The verdict on Wednesday came after 49-year-old Soro, who has been in exile in Europe for about two years, was charged with conspiracy and an attempted attack on state authority.
His lawyers have previously condemned the charges as politically motivated and said there was no evidence to show he was guilty.
Two other defendants, Soro’s close associates Souleymane Kamagate and Affoussy Bamba, received 20-year sentences. Two of Soro’s brothers and his former aide Alain Lobognon got 17-month jail terms for “disturbing public order”.
The court also ordered the confiscation of the assets of Soro and those of his 19 co-defendants and the dissolution of his Generations and Solidary Movement for “subversive acts”. It also ordered them to pay one billion CFA francs ($179m) to the Ivorian state.
There was no immediate reaction by Soro.
The case has raised tensions in a country still recovering from a brief civil war a decade ago, during which Soro led the rebels that swept Ouattara to power after a disputed election that saw then-President Laurent Gbagbo refusing to accept defeat.
Soro, who is thought to be popular among the country’s growing young population, served as prime minister and speaker of parliament under Ouattara.
But the two men later fell out as the president made clear he would oppose his subordinate’s own presidential ambitions.
Soro was charged with fomenting a “civilian and military insurrection” as he was planning a return to the country in December 2019 to run for president – a bid that was quashed by the Constitutional Court.
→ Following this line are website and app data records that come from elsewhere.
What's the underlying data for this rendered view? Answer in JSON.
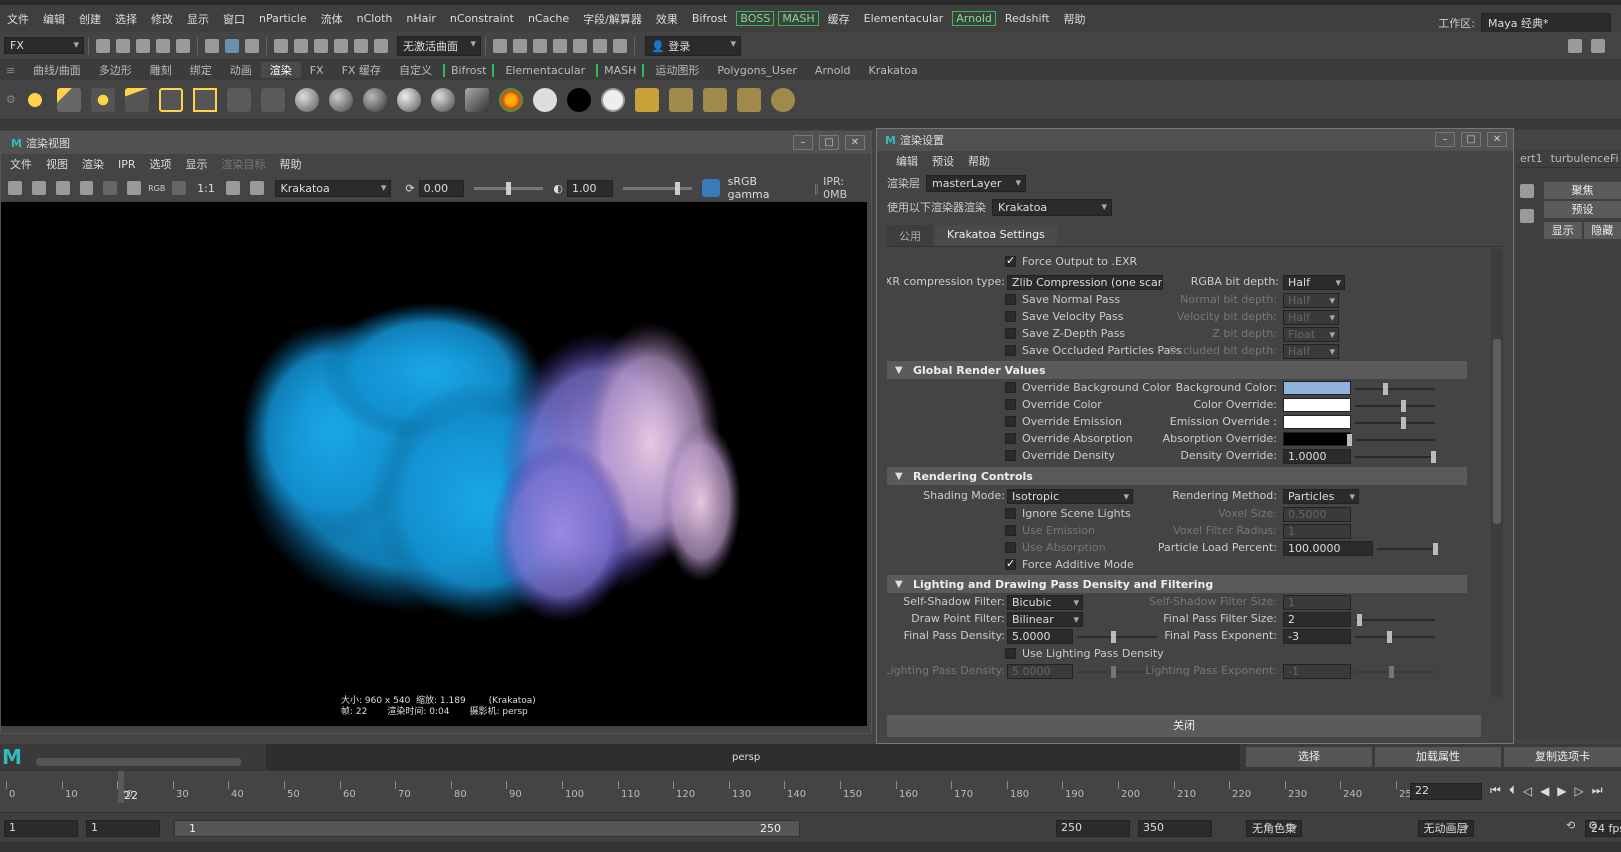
{
  "menubar": {
    "items": [
      "文件",
      "编辑",
      "创建",
      "选择",
      "修改",
      "显示",
      "窗口",
      "nParticle",
      "流体",
      "nCloth",
      "nHair",
      "nConstraint",
      "nCache",
      "字段/解算器",
      "效果",
      "Bifrost"
    ],
    "boxed": [
      "BOSS",
      "MASH"
    ],
    "items2": [
      "缓存",
      "Elementacular"
    ],
    "boxed2": [
      "Arnold"
    ],
    "items3": [
      "Redshift",
      "帮助"
    ],
    "workspace_label": "工作区:",
    "workspace_value": "Maya 经典*"
  },
  "toolbar": {
    "mode": "FX",
    "live_surface": "无激活曲面",
    "login": "登录"
  },
  "shelf_tabs": {
    "items": [
      "曲线/曲面",
      "多边形",
      "雕刻",
      "绑定",
      "动画"
    ],
    "active": "渲染",
    "items2": [
      "FX",
      "FX 缓存",
      "自定义"
    ],
    "boxed": [
      "Bifrost",
      "MASH"
    ],
    "between": "Elementacular",
    "items3": [
      "运动图形",
      "Polygons_User",
      "Arnold",
      "Krakatoa"
    ]
  },
  "render_view": {
    "title": "渲染视图",
    "menus": [
      "文件",
      "视图",
      "渲染",
      "IPR",
      "选项",
      "显示"
    ],
    "menus_disabled": [
      "渲染目标"
    ],
    "menus_last": [
      "帮助"
    ],
    "ratio": "1:1",
    "rgb": "RGB",
    "renderer": "Krakatoa",
    "exposure": "0.00",
    "gamma": "1.00",
    "color_space": "sRGB gamma",
    "ipr": "IPR: 0MB",
    "info": "大小: 960 x 540  缩放: 1.189        (Krakatoa)\n帧: 22       渲染时间: 0:04       摄影机: persp"
  },
  "render_settings": {
    "title": "渲染设置",
    "menus": [
      "编辑",
      "预设",
      "帮助"
    ],
    "layer_label": "渲染层",
    "layer_value": "masterLayer",
    "renderer_label": "使用以下渲染器渲染",
    "renderer_value": "Krakatoa",
    "tabs": [
      "公用",
      "Krakatoa Settings"
    ],
    "force_exr": "Force Output to .EXR",
    "exr_label": "EXR compression type:",
    "exr_value": "Zlib Compression (one scan line)",
    "rgba_label": "RGBA bit depth:",
    "rgba_value": "Half",
    "passes": [
      "Save Normal Pass",
      "Save Velocity Pass",
      "Save Z-Depth Pass",
      "Save Occluded Particles Pass"
    ],
    "pass_depths": [
      {
        "label": "Normal bit depth:",
        "value": "Half"
      },
      {
        "label": "Velocity bit depth:",
        "value": "Half"
      },
      {
        "label": "Z bit depth:",
        "value": "Float"
      },
      {
        "label": "Occluded bit depth:",
        "value": "Half"
      }
    ],
    "sec_global": "Global Render Values",
    "overrides": [
      "Override Background Color",
      "Override Color",
      "Override Emission",
      "Override Absorption",
      "Override Density"
    ],
    "override_fields": [
      {
        "label": "Background Color:",
        "color": "#8fb3dc"
      },
      {
        "label": "Color Override:",
        "color": "#ffffff"
      },
      {
        "label": "Emission Override :",
        "color": "#ffffff"
      },
      {
        "label": "Absorption Override:",
        "color": "#000000"
      }
    ],
    "density_label": "Density Override:",
    "density_value": "1.0000",
    "sec_rendering": "Rendering Controls",
    "shading_label": "Shading Mode:",
    "shading_value": "Isotropic",
    "method_label": "Rendering Method:",
    "method_value": "Particles",
    "ignore_lights": "Ignore Scene Lights",
    "use_emission": "Use Emission",
    "use_absorption": "Use Absorption",
    "force_additive": "Force Additive Mode",
    "voxel_size_label": "Voxel Size:",
    "voxel_size_value": "0.5000",
    "voxel_radius_label": "Voxel Filter Radius:",
    "voxel_radius_value": "1",
    "load_label": "Particle Load Percent:",
    "load_value": "100.0000",
    "sec_lighting": "Lighting and Drawing Pass Density and Filtering",
    "self_shadow_label": "Self-Shadow Filter:",
    "self_shadow_value": "Bicubic",
    "self_shadow_size_label": "Self-Shadow Filter Size:",
    "self_shadow_size_value": "1",
    "draw_point_label": "Draw Point Filter:",
    "draw_point_value": "Bilinear",
    "final_size_label": "Final Pass Filter Size:",
    "final_size_value": "2",
    "final_density_label": "Final Pass Density:",
    "final_density_value": "5.0000",
    "final_exp_label": "Final Pass Exponent:",
    "final_exp_value": "-3",
    "use_lighting_density": "Use Lighting Pass Density",
    "lighting_density_label": "Lighting Pass Density:",
    "lighting_density_value": "5.0000",
    "lighting_exp_label": "Lighting Pass Exponent:",
    "lighting_exp_value": "-1",
    "close": "关闭"
  },
  "right_panel": {
    "tabs": [
      "ert1",
      "turbulenceFi"
    ],
    "buttons": [
      "聚焦",
      "预设"
    ],
    "show": "显示",
    "hide": "隐藏"
  },
  "timeline": {
    "camera": "persp",
    "select": "选择",
    "load_attr": "加载属性",
    "copy_tab": "复制选项卡",
    "ticks": [
      0,
      10,
      20,
      30,
      40,
      50,
      60,
      70,
      80,
      90,
      100,
      110,
      120,
      130,
      140,
      150,
      160,
      170,
      180,
      190,
      200,
      210,
      220,
      230,
      240,
      250
    ],
    "current_frame": "22",
    "frame_field": "22",
    "range_start": "1",
    "range_start2": "1",
    "range_inner_start": "1",
    "range_inner_end": "250",
    "range_end": "250",
    "range_end2": "350",
    "char_set": "无角色集",
    "anim_layer": "无动画层",
    "fps": "24 fps"
  }
}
Soro was one of some 40 candidates barred from running in the October 2020 election that saw Ouattara win a controversial third term with 94 percent of the vote.
The opposition boycotted the vote, saying Ouattara’s bid for a third term broke a legal two-term limit and undermined the country’s democratic process. The president’s camp said constitutional amendments introduced in 2016 reset the two-term limits to zero, allowing Ouattara to run again.
Dozens of people were killed in unrest surrounding the bitterly contested polls.
Since then, Ivory Coast, the world’s largest cocoa producer, has seen relative calm, with dialogue between the government and opposition parties and various opposition figures released from prison.